## EXERCISE PROMPT
Output each entry that follows exactly. Images stay out.
━━━━━━━━
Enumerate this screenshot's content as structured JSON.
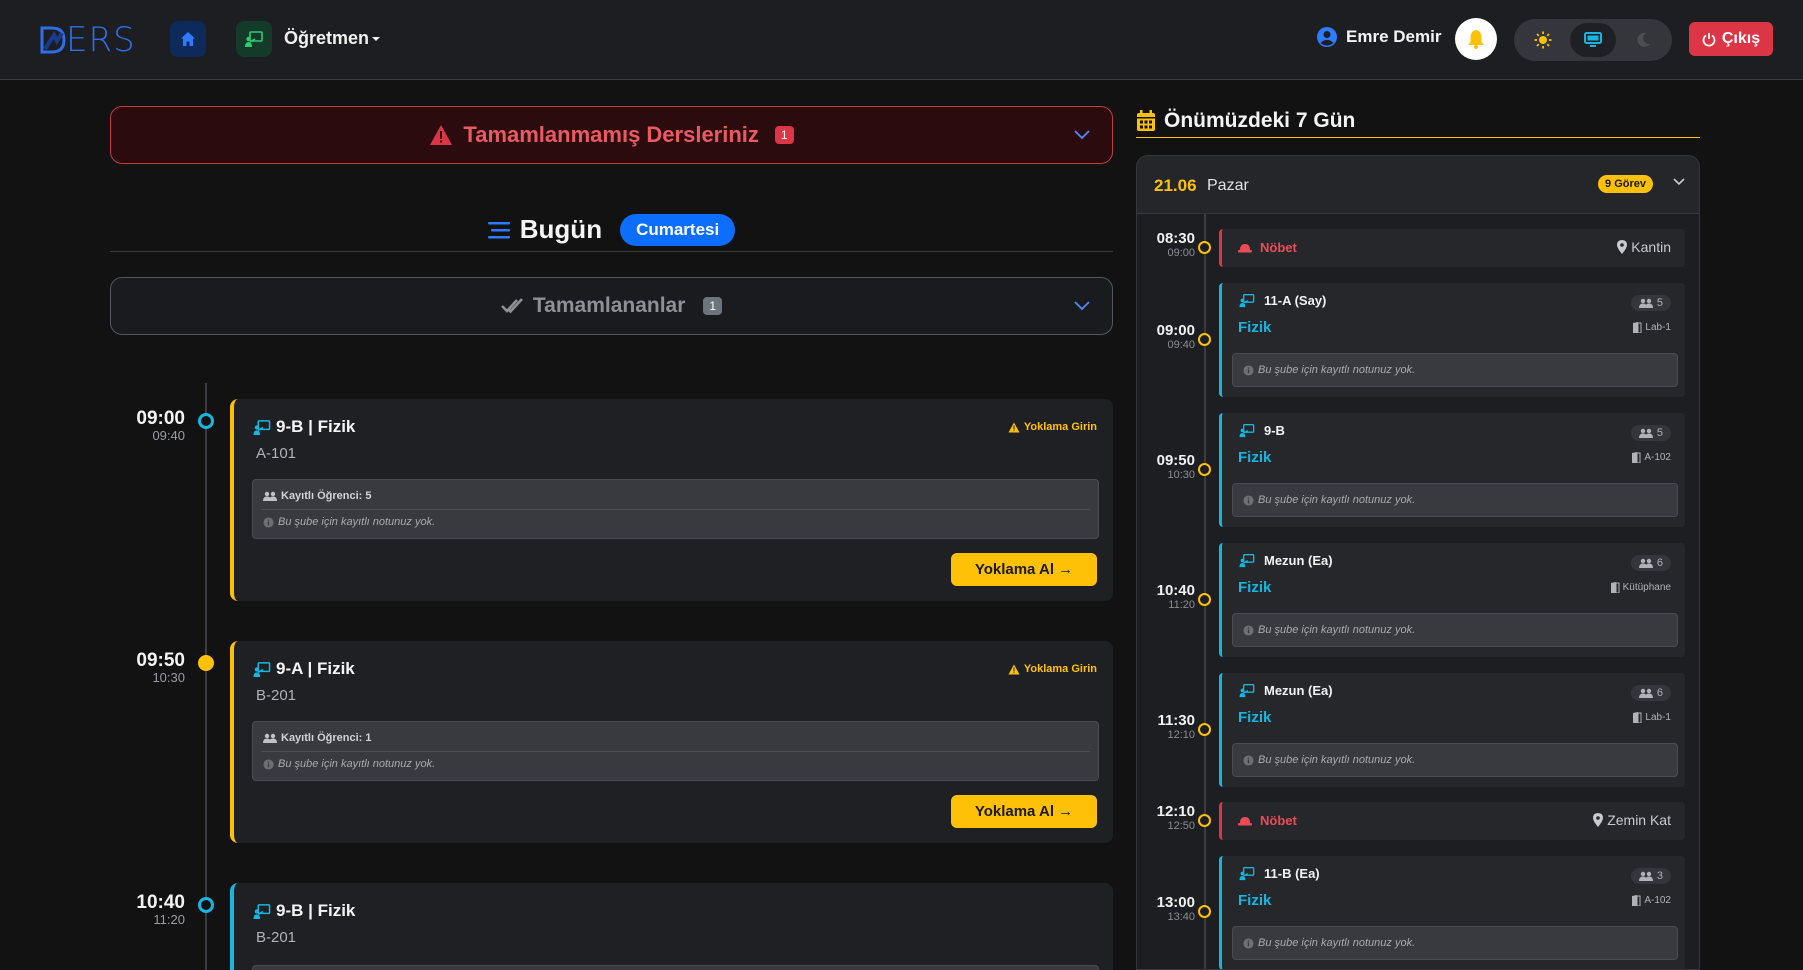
{
  "navbar": {
    "logo_text": "ERS",
    "role_label": "Öğretmen",
    "user_name": "Emre Demir",
    "logout_label": "Çıkış",
    "colors": {
      "bg": "#1d1e21",
      "brand": "#2e6ee6",
      "danger": "#dc3545"
    },
    "icons": [
      "home-icon",
      "teacher-icon",
      "user-circle-icon",
      "bell-icon",
      "sun-icon",
      "monitor-icon",
      "moon-icon",
      "power-icon"
    ]
  },
  "incomplete": {
    "title": "Tamamlanmamış Dersleriniz",
    "count": "1"
  },
  "today": {
    "title": "Bugün",
    "day": "Cumartesi"
  },
  "completed": {
    "title": "Tamamlananlar",
    "count": "1"
  },
  "lessons": [
    {
      "start": "09:00",
      "end": "09:40",
      "title": "9-B | Fizik",
      "room": "A-101",
      "warning": "Yoklama Girin",
      "students": "Kayıtlı Öğrenci: 5",
      "note": "Bu şube için kayıtlı notunuz yok.",
      "button": "Yoklama Al →"
    },
    {
      "start": "09:50",
      "end": "10:30",
      "title": "9-A | Fizik",
      "room": "B-201",
      "warning": "Yoklama Girin",
      "students": "Kayıtlı Öğrenci: 1",
      "note": "Bu şube için kayıtlı notunuz yok.",
      "button": "Yoklama Al →"
    },
    {
      "start": "10:40",
      "end": "11:20",
      "title": "9-B | Fizik",
      "room": "B-201"
    }
  ],
  "upcoming": {
    "title": "Önümüzdeki 7 Gün",
    "date": "21.06",
    "day": "Pazar",
    "task_badge": "9 Görev",
    "items": [
      {
        "start": "08:30",
        "end": "09:00",
        "type": "duty",
        "label": "Nöbet",
        "location": "Kantin"
      },
      {
        "start": "09:00",
        "end": "09:40",
        "type": "lesson",
        "class": "11-A (Say)",
        "subject": "Fizik",
        "count": "5",
        "room": "Lab-1",
        "note": "Bu şube için kayıtlı notunuz yok."
      },
      {
        "start": "09:50",
        "end": "10:30",
        "type": "lesson",
        "class": "9-B",
        "subject": "Fizik",
        "count": "5",
        "room": "A-102",
        "note": "Bu şube için kayıtlı notunuz yok."
      },
      {
        "start": "10:40",
        "end": "11:20",
        "type": "lesson",
        "class": "Mezun (Ea)",
        "subject": "Fizik",
        "count": "6",
        "room": "Kütüphane",
        "note": "Bu şube için kayıtlı notunuz yok."
      },
      {
        "start": "11:30",
        "end": "12:10",
        "type": "lesson",
        "class": "Mezun (Ea)",
        "subject": "Fizik",
        "count": "6",
        "room": "Lab-1",
        "note": "Bu şube için kayıtlı notunuz yok."
      },
      {
        "start": "12:10",
        "end": "12:50",
        "type": "duty",
        "label": "Nöbet",
        "location": "Zemin Kat"
      },
      {
        "start": "13:00",
        "end": "13:40",
        "type": "lesson",
        "class": "11-B (Ea)",
        "subject": "Fizik",
        "count": "3",
        "room": "A-102",
        "note": "Bu şube için kayıtlı notunuz yok."
      }
    ]
  }
}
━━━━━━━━
## ANSWER TO THE PROBLEM
Enumerate this screenshot's content as structured JSON.
{
  "navbar": {
    "logo_text": "ERS",
    "role_label": "Öğretmen",
    "user_name": "Emre Demir",
    "logout_label": "Çıkış",
    "colors": {
      "bg": "#1d1e21",
      "brand": "#2e6ee6",
      "danger": "#dc3545"
    },
    "icons": [
      "home-icon",
      "teacher-icon",
      "user-circle-icon",
      "bell-icon",
      "sun-icon",
      "monitor-icon",
      "moon-icon",
      "power-icon"
    ]
  },
  "incomplete": {
    "title": "Tamamlanmamış Dersleriniz",
    "count": "1"
  },
  "today": {
    "title": "Bugün",
    "day": "Cumartesi"
  },
  "completed": {
    "title": "Tamamlananlar",
    "count": "1"
  },
  "lessons": [
    {
      "start": "09:00",
      "end": "09:40",
      "title": "9-B | Fizik",
      "room": "A-101",
      "warning": "Yoklama Girin",
      "students": "Kayıtlı Öğrenci: 5",
      "note": "Bu şube için kayıtlı notunuz yok.",
      "button": "Yoklama Al →"
    },
    {
      "start": "09:50",
      "end": "10:30",
      "title": "9-A | Fizik",
      "room": "B-201",
      "warning": "Yoklama Girin",
      "students": "Kayıtlı Öğrenci: 1",
      "note": "Bu şube için kayıtlı notunuz yok.",
      "button": "Yoklama Al →"
    },
    {
      "start": "10:40",
      "end": "11:20",
      "title": "9-B | Fizik",
      "room": "B-201"
    }
  ],
  "upcoming": {
    "title": "Önümüzdeki 7 Gün",
    "date": "21.06",
    "day": "Pazar",
    "task_badge": "9 Görev",
    "items": [
      {
        "start": "08:30",
        "end": "09:00",
        "type": "duty",
        "label": "Nöbet",
        "location": "Kantin"
      },
      {
        "start": "09:00",
        "end": "09:40",
        "type": "lesson",
        "class": "11-A (Say)",
        "subject": "Fizik",
        "count": "5",
        "room": "Lab-1",
        "note": "Bu şube için kayıtlı notunuz yok."
      },
      {
        "start": "09:50",
        "end": "10:30",
        "type": "lesson",
        "class": "9-B",
        "subject": "Fizik",
        "count": "5",
        "room": "A-102",
        "note": "Bu şube için kayıtlı notunuz yok."
      },
      {
        "start": "10:40",
        "end": "11:20",
        "type": "lesson",
        "class": "Mezun (Ea)",
        "subject": "Fizik",
        "count": "6",
        "room": "Kütüphane",
        "note": "Bu şube için kayıtlı notunuz yok."
      },
      {
        "start": "11:30",
        "end": "12:10",
        "type": "lesson",
        "class": "Mezun (Ea)",
        "subject": "Fizik",
        "count": "6",
        "room": "Lab-1",
        "note": "Bu şube için kayıtlı notunuz yok."
      },
      {
        "start": "12:10",
        "end": "12:50",
        "type": "duty",
        "label": "Nöbet",
        "location": "Zemin Kat"
      },
      {
        "start": "13:00",
        "end": "13:40",
        "type": "lesson",
        "class": "11-B (Ea)",
        "subject": "Fizik",
        "count": "3",
        "room": "A-102",
        "note": "Bu şube için kayıtlı notunuz yok."
      }
    ]
  }
}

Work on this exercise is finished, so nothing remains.